_GOAL OF THE EXERCISE_
The answer must consist of every line in the data that contains "onclick".

##############################

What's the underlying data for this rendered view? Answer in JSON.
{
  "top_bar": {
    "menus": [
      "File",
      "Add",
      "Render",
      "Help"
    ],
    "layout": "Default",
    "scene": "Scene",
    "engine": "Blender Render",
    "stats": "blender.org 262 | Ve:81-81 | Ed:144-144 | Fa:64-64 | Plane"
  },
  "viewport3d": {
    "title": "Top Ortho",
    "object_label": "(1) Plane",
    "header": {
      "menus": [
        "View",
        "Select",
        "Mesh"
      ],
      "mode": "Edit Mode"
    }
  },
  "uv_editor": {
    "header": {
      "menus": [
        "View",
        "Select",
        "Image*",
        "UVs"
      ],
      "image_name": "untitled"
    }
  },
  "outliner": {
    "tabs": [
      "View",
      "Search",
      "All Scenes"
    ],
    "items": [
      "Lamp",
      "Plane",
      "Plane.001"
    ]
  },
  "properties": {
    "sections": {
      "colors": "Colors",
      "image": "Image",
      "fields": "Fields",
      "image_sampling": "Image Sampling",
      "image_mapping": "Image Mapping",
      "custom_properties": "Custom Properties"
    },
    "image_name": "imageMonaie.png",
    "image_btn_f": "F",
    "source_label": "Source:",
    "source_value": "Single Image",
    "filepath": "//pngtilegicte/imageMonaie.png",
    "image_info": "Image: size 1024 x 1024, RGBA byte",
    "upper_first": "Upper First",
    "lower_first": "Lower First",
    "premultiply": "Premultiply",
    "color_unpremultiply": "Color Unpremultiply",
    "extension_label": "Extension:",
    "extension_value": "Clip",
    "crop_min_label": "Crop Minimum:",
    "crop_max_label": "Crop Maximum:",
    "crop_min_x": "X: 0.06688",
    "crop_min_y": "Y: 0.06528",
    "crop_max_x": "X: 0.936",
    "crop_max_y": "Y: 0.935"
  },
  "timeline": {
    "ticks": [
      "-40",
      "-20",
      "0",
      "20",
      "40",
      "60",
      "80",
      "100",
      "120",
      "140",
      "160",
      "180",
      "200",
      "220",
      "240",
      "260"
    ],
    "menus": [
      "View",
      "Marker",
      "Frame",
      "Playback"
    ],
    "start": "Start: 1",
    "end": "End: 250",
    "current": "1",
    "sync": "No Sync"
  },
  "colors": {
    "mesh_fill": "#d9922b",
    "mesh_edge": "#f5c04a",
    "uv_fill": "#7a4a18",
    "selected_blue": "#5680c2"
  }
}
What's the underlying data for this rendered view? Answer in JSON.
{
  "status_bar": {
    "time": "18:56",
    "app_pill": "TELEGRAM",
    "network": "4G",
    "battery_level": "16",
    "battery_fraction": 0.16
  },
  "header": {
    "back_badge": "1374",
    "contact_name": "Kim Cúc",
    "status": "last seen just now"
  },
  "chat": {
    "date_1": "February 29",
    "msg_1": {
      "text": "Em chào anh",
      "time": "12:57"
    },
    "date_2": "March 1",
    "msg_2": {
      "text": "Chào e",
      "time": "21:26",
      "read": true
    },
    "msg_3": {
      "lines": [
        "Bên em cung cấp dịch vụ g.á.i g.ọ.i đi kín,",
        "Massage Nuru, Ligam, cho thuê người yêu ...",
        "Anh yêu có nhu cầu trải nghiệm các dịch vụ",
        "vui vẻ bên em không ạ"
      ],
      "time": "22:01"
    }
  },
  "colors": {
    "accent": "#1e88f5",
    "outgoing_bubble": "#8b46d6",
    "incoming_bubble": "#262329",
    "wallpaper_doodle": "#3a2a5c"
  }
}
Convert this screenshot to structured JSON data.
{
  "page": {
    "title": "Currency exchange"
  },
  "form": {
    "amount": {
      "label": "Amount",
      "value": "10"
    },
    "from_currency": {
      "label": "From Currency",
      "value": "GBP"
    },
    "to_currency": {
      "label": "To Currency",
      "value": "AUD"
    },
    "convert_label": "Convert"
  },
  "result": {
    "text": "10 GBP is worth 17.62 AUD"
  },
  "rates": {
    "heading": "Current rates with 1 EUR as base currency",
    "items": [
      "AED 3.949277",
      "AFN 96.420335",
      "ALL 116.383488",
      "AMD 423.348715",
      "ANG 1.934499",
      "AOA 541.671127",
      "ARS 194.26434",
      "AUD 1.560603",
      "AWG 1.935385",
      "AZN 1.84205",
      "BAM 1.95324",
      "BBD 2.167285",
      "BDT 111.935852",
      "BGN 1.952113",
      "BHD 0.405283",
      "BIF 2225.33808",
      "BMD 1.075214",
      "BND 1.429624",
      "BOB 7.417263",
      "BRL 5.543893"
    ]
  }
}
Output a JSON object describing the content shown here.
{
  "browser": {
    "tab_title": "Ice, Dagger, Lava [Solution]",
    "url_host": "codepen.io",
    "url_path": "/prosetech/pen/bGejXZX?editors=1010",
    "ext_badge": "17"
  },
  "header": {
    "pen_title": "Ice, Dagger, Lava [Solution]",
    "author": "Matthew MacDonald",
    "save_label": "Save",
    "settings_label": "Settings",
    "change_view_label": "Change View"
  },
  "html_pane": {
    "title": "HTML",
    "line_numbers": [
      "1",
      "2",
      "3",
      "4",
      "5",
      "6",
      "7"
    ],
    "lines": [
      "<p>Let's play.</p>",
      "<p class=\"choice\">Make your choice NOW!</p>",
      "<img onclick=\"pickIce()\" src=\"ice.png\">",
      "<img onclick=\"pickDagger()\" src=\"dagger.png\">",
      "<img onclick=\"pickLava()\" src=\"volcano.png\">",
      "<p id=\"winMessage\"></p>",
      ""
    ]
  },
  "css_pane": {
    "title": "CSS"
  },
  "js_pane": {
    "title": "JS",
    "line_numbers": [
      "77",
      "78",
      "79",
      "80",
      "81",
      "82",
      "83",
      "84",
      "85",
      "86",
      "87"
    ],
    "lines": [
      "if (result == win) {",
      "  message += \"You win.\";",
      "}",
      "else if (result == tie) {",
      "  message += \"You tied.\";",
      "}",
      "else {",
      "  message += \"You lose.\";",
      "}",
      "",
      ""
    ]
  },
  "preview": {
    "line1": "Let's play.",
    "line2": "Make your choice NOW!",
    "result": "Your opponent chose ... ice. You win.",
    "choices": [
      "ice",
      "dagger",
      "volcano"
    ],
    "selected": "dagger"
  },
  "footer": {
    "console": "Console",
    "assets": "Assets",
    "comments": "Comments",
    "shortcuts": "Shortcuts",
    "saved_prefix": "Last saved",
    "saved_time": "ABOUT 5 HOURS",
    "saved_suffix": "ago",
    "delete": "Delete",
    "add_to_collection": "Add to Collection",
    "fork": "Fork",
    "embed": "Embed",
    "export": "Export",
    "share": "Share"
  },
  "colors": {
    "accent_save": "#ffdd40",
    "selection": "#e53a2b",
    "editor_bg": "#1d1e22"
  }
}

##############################

_RESULT OF THE TASK_
      "<img onclick=\"pickIce()\" src=\"ice.png\">",
      "<img onclick=\"pickDagger()\" src=\"dagger.png\">",
      "<img onclick=\"pickLava()\" src=\"volcano.png\">",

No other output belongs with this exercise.